Stealing from the rich to give to themselves…The Bling Ring
is based on a series of burglaries committed by a gang of teenagers in 2008 and 2009 in California. The group targeted celebrities - including Paris Hilton
, Megan Fox
, Lindsay Lohan
and Orlando Bloom
- and made off with $3 million worth of jewels, cash, clothes and more during dozens of raids, often on homes that were unlocked and unguarded.
These youths were the subject of plenty of media attention at the time of their arrest with one 2010 article in Vanity Fair
called The Suspects Wore Louboutins (read it here
) by Nancy Jo Sales
catching the attention of filmmaker Sofia Coppola
has made an interesting career for herself in the shadow of famous father Francis Ford
; including The Virgin Suicides
and the highly successful Lost in Translation
. Most of her films have dealt with the notion ofcelebrity and she finds a new, sinister, angle on the theme here.
The film itself mostly revolves around a group of materialistic youngsters wandering into other people’s homes and stealing their stuff, all the while snapping photos of themselves with serious duck face and calling things cute.They’re utterly vacuous, lacking any real human characteristics or feeling and completely devoid of any remorse for their actions. They’ve grown up in society and a system which enables them to do whatever they want, without repercussions, and they use that freedom to commit terrible invasions of privacy and flaunt the law. Just because they feel like it.

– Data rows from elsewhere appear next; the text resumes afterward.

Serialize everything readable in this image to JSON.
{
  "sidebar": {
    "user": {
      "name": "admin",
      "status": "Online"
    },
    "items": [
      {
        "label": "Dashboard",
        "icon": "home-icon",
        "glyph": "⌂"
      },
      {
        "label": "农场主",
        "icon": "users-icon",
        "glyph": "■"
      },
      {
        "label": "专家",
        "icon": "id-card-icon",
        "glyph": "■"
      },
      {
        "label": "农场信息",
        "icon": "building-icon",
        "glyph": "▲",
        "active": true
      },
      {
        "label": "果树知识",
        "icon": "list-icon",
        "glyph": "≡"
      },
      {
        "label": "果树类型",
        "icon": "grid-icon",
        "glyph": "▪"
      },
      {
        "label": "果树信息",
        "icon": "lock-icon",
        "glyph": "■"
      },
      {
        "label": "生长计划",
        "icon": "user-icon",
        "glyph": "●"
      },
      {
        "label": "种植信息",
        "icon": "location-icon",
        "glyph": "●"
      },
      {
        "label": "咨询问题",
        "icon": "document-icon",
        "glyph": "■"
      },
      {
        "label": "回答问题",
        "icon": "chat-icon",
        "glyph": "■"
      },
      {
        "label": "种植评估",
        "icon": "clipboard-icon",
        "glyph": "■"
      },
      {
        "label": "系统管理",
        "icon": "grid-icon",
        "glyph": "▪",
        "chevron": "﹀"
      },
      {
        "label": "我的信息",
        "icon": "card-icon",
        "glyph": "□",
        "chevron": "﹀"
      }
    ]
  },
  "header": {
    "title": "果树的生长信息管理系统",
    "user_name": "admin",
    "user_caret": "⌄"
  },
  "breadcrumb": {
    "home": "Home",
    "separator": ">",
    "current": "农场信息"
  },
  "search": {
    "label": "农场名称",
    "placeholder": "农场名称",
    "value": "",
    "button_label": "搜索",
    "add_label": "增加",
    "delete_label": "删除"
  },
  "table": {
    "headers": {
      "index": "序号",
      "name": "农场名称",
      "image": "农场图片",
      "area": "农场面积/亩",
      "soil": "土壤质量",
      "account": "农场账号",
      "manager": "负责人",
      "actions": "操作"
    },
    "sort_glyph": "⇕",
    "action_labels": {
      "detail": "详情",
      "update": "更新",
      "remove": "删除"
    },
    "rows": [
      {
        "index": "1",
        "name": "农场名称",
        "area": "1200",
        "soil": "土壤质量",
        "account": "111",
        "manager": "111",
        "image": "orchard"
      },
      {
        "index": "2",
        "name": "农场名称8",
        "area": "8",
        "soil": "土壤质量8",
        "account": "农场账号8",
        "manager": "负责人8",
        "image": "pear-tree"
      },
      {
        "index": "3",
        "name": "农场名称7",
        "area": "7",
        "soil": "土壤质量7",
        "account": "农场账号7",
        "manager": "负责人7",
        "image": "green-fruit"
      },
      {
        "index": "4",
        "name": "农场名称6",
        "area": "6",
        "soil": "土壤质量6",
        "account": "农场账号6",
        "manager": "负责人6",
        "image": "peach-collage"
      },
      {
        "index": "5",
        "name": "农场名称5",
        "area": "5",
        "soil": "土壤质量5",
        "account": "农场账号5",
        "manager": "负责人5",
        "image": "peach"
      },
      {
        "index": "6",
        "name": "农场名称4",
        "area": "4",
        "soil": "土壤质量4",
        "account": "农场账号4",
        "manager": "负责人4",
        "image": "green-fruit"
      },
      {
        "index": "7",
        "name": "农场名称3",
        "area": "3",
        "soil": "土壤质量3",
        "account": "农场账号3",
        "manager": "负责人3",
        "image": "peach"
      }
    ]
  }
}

It’s a familiar message; young people are out of control, their access to the private lives of celebrities is creepy and we should all look down on them from a great and imperious height. Except the film doesn’t - arguably Coppola’s
take merely glamorises the deed, quickly glossing over the legal proceedings and never pausing to condemn any of their actions or even show any characters in the film reacting in a negative way.
Maybe she’s trying to present the reality of the situation - that these kids served their supposedly year long sentences in a mere 30 days and got off otherwise scot-free. But when you’re presenting these activities in an entertaining light (as she does) some context or commentary seems like an important element to omit.
In terms of performances, there’s little enough to the characters to really comment. Brit Emma Watson
certainly works hard on her accent and mannerisms, presented a dead eyed, lipgloss heavy version of Alexis Neiers
(here named Nicki Moore). Though the irony of the real Alexis
consulting on the film seems to be lost on the filmmakers.
herself is sidelined for much of the picture, with the slim plot leaning instead on token boy Israel Broussard
and Katie Chang
. He’s somewhat the point of view of the audience, in that he’s not always entirely odious, while she encourages everyone to be as awful as possible. Broussard
is fine if a little dull but Chang
is a waste of screen time - with no presence and a shaky command of the most basic inflection.
Do you need to know that Paris Hilton
and Kirsten Dunst
cameo as themselves or that the production filmed for two weeks in Hilton’s
actual home? Probably not but there’s little enough else going on that you’ll have time to ponder if Ms. H
actually has that much crap in her home.The Bling Ring
is an empty film about empty people, hollow shells gorging themselves vicariously on celebrity to give their sheltered and perfect lives some sense of excitement. But without any attempt to contextualise or condemn their actions, the movie ultimately runs the risk of turning them into the stars they think they are.